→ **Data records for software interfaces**
- - - - - - -

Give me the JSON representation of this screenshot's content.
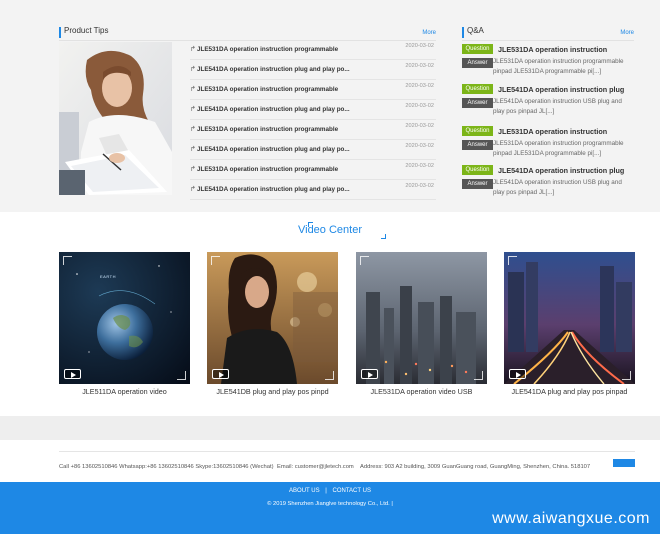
{
  "tips": {
    "title": "Product Tips",
    "more": "More",
    "items": [
      {
        "text": "JLE531DA operation instruction programmable",
        "date": "2020-03-02"
      },
      {
        "text": "JLE541DA operation instruction plug and play po...",
        "date": "2020-03-02"
      },
      {
        "text": "JLE531DA operation instruction programmable",
        "date": "2020-03-02"
      },
      {
        "text": "JLE541DA operation instruction plug and play po...",
        "date": "2020-03-02"
      },
      {
        "text": "JLE531DA operation instruction programmable",
        "date": "2020-03-02"
      },
      {
        "text": "JLE541DA operation instruction plug and play po...",
        "date": "2020-03-02"
      },
      {
        "text": "JLE531DA operation instruction programmable",
        "date": "2020-03-02"
      },
      {
        "text": "JLE541DA operation instruction plug and play po...",
        "date": "2020-03-02"
      }
    ]
  },
  "qa": {
    "title": "Q&A",
    "more": "More",
    "question_label": "Question",
    "answer_label": "Answer",
    "items": [
      {
        "q": "JLE531DA operation instruction",
        "a": "JLE531DA operation instruction programmable pinpad JLE531DA programmable pi[...]"
      },
      {
        "q": "JLE541DA operation instruction plug",
        "a": "JLE541DA operation instruction USB plug and play pos pinpad   JL[...]"
      },
      {
        "q": "JLE531DA operation instruction",
        "a": "JLE531DA operation instruction programmable pinpad JLE531DA programmable pi[...]"
      },
      {
        "q": "JLE541DA operation instruction plug",
        "a": "JLE541DA operation instruction USB plug and play pos pinpad   JL[...]"
      }
    ]
  },
  "video": {
    "title": "Video Center",
    "items": [
      {
        "label": "JLE511DA operation video",
        "thumb_caption": "EARTH"
      },
      {
        "label": "JLE541DB plug and play pos pinpd"
      },
      {
        "label": "JLE531DA operation video USB"
      },
      {
        "label": "JLE541DA plug and play pos pinpad"
      }
    ]
  },
  "contact": {
    "phone": "Call +86 13602510846 Whatsapp:+86 13602510846 Skype:13602510846 (Wechat)",
    "email": "Email: customer@jletech.com",
    "address": "Address: 903 A2 building, 3009 GuanGuang road, GuangMing, Shenzhen, China. 518107"
  },
  "footer": {
    "about": "ABOUT US",
    "contact": "CONTACT US",
    "separator": "|",
    "copyright": "© 2019 Shenzhen Jianglve technology Co., Ltd. |",
    "watermark": "www.aiwangxue.com"
  },
  "colors": {
    "accent": "#1e88e5",
    "question": "#7cb518",
    "answer": "#555555"
  }
}
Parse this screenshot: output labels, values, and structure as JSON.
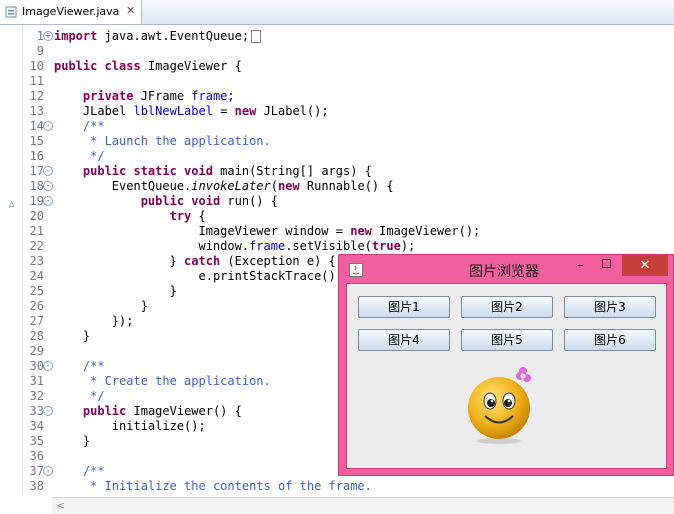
{
  "editor": {
    "tab_label": "ImageViewer.java",
    "tab_close": "✕",
    "lines": [
      {
        "n": "1",
        "fold": "+",
        "html": "<span class='kw'>import</span> java.awt.EventQueue;<span class='sq'></span>"
      },
      {
        "n": "9",
        "html": ""
      },
      {
        "n": "10",
        "html": "<span class='kw'>public class</span> ImageViewer {"
      },
      {
        "n": "11",
        "html": ""
      },
      {
        "n": "12",
        "html": "    <span class='kw'>private</span> JFrame <span class='fld'>frame</span>;"
      },
      {
        "n": "13",
        "html": "    JLabel <span class='fld'>lblNewLabel</span> = <span class='kw'>new</span> JLabel();"
      },
      {
        "n": "14",
        "fold": "-",
        "html": "    <span class='cm'>/**</span>"
      },
      {
        "n": "15",
        "html": "     <span class='cm'>* Launch the application.</span>"
      },
      {
        "n": "16",
        "html": "     <span class='cm'>*/</span>"
      },
      {
        "n": "17",
        "fold": "-",
        "html": "    <span class='kw'>public static void</span> main(String[] args) {"
      },
      {
        "n": "18",
        "fold": "-",
        "html": "        EventQueue.<span class='it'>invokeLater</span>(<span class='kw'>new</span> Runnable() {"
      },
      {
        "n": "19",
        "fold": "-",
        "html": "            <span class='kw'>public void</span> run() {"
      },
      {
        "n": "20",
        "html": "                <span class='kw'>try</span> {"
      },
      {
        "n": "21",
        "html": "                    ImageViewer window = <span class='kw'>new</span> ImageViewer();"
      },
      {
        "n": "22",
        "html": "                    window.<span class='fld'>frame</span>.setVisible(<span class='kw'>true</span>);"
      },
      {
        "n": "23",
        "html": "                } <span class='kw'>catch</span> (Exception e) {"
      },
      {
        "n": "24",
        "html": "                    e.printStackTrace();"
      },
      {
        "n": "25",
        "html": "                }"
      },
      {
        "n": "26",
        "html": "            }"
      },
      {
        "n": "27",
        "html": "        });"
      },
      {
        "n": "28",
        "html": "    }"
      },
      {
        "n": "29",
        "html": ""
      },
      {
        "n": "30",
        "fold": "-",
        "html": "    <span class='cm'>/**</span>"
      },
      {
        "n": "31",
        "html": "     <span class='cm'>* Create the application.</span>"
      },
      {
        "n": "32",
        "html": "     <span class='cm'>*/</span>"
      },
      {
        "n": "33",
        "fold": "-",
        "html": "    <span class='kw'>public</span> ImageViewer() {"
      },
      {
        "n": "34",
        "html": "        initialize();"
      },
      {
        "n": "35",
        "html": "    }"
      },
      {
        "n": "36",
        "html": ""
      },
      {
        "n": "37",
        "fold": "-",
        "html": "    <span class='cm'>/**</span>"
      },
      {
        "n": "38",
        "html": "     <span class='cm'>* Initialize the contents of the frame.</span>"
      }
    ]
  },
  "window": {
    "title": "图片浏览器",
    "min_glyph": "–",
    "max_glyph": "☐",
    "close_glyph": "✕",
    "buttons": [
      "图片1",
      "图片2",
      "图片3",
      "图片4",
      "图片5",
      "图片6"
    ],
    "accent": "#f2609f"
  },
  "colors": {
    "keyword": "#7f0055",
    "comment": "#3f5fbf",
    "field": "#0000c0",
    "linenum": "#787878"
  }
}
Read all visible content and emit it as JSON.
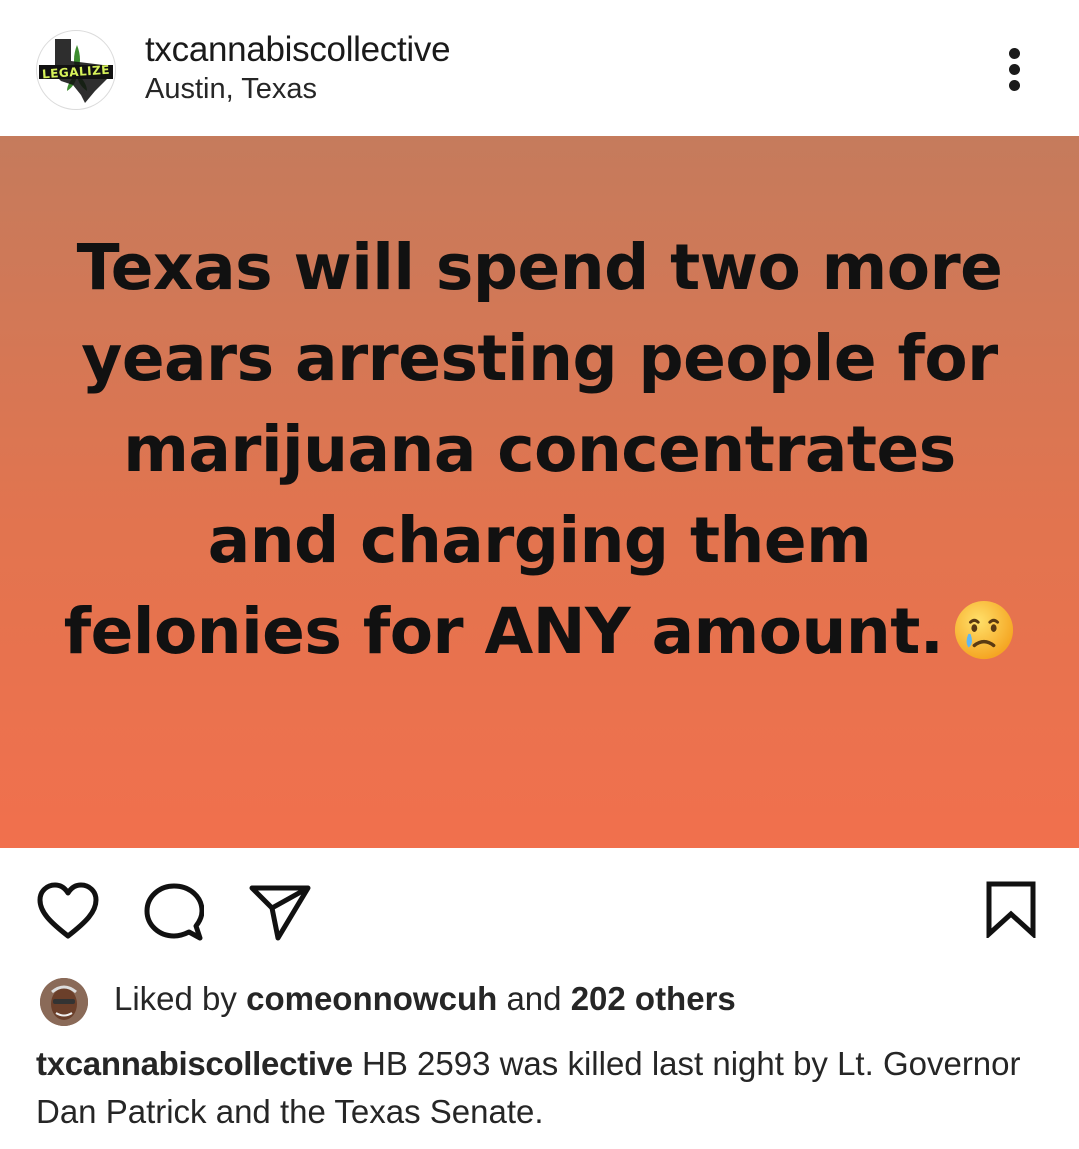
{
  "header": {
    "username": "txcannabiscollective",
    "location": "Austin, Texas",
    "avatar_text": "LEGALIZE"
  },
  "post": {
    "text": "Texas will spend two more years arresting people for marijuana concentrates and charging them felonies for ANY amount.",
    "emoji": "crying-face-emoji",
    "background_colors": [
      "#c57b5c",
      "#f1704d"
    ]
  },
  "actions": {
    "icons": [
      "heart-icon",
      "comment-icon",
      "share-icon",
      "bookmark-icon"
    ]
  },
  "likes": {
    "prefix": "Liked by",
    "user": "comeonnowcuh",
    "middle": "and",
    "others": "202 others"
  },
  "caption": {
    "username": "txcannabiscollective",
    "text": "HB 2593 was killed last night by Lt. Governor Dan Patrick and the Texas Senate."
  }
}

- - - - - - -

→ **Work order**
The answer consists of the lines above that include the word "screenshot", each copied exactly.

→ **Solution below**
Give me the JSON representation of this screenshot's content.
Parse this screenshot: output labels, values, and structure as JSON.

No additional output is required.